A long-term Chapel Allerton resident has spoken out about the dark side of the area's popularity with young house buyers.
The woman, who does not wish to be named, believes the north Leeds suburb has become saturated with bars and restaurants that have changed the area's character.
It comes after estate agents Stoneacre named Chapel Allerton as one of Leeds's boom areas for house price growth - and even described it as the 'Hampstead of the north' in a reference to the exclusive London enclave.
"We are now besieged by fast food shops and eating and drinking establishments with associated litter and taxi traffic. If people come here to eat and drink maybe the companies that host them could do more to clean up. The property scramble is also encouraged by estate agents who stand to gain from bidding competitions.
"Developers come along and change an area, and estate agents control whole areas. People are scrambling to buy now because they think it's their only chance, so overcrowded, tiny, poor quality units are being built. It's good when properties are being improved, but most are just going to buy-to-let landlords.

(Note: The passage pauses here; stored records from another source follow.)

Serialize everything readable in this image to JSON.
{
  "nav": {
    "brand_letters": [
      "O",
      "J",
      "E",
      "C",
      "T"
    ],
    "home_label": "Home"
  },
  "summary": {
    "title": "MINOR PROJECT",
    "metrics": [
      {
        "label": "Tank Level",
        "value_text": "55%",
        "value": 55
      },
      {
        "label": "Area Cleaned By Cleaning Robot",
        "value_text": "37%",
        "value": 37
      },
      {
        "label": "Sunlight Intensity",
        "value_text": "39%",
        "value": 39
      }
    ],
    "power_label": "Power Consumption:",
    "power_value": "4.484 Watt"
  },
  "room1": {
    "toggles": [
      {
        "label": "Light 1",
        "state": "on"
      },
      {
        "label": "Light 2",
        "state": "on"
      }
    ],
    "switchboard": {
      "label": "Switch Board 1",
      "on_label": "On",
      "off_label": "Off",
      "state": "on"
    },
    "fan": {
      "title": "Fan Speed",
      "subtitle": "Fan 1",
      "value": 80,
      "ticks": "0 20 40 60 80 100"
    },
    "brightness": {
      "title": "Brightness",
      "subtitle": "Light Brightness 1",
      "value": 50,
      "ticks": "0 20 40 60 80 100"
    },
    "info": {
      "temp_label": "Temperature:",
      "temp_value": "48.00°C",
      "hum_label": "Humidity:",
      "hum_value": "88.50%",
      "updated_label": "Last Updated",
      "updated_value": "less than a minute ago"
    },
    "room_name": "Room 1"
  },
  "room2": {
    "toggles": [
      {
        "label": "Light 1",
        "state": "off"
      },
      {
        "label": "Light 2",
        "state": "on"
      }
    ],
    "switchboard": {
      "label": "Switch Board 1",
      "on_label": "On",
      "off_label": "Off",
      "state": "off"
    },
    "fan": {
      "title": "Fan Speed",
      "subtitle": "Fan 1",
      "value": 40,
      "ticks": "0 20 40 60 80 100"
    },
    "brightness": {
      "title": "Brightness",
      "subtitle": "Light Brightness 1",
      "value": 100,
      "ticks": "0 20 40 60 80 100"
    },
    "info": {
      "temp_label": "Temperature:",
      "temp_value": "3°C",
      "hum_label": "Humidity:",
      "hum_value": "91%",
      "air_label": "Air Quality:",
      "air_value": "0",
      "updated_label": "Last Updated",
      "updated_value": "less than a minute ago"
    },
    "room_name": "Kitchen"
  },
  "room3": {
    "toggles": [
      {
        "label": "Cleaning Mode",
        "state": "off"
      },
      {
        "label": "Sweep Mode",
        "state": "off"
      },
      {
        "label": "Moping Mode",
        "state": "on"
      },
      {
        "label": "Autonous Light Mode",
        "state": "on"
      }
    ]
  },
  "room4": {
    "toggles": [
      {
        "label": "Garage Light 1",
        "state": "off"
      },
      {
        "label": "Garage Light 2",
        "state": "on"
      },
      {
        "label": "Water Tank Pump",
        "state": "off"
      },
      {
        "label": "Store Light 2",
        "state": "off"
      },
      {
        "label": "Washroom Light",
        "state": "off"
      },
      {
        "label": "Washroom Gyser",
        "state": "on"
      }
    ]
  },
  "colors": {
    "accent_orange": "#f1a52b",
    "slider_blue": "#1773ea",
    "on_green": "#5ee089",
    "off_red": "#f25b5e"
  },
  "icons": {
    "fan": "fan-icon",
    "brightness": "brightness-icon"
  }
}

"I think we have reached capacity when it comes to bars and restaurants - the old Yorkshire Bank building is being marketed for food and drink uses, but the rent is so expensive it will only be able to be taken on by a big chain. £60,000 per year is a huge sum. I would love to see it taken on by an art gallery for the community - it's an ideal building - or possibly an upmarket bar that doesn't encourage drunks.
"There are people vomiting in the streets now, and some of the alleyways are not pleasant places to walk through after a Saturday night. The new Aldi site could have been used for something like rooftop gardens or an indoor market, but instead it's gone to a quick fix supermarket. That isn't looking to the future."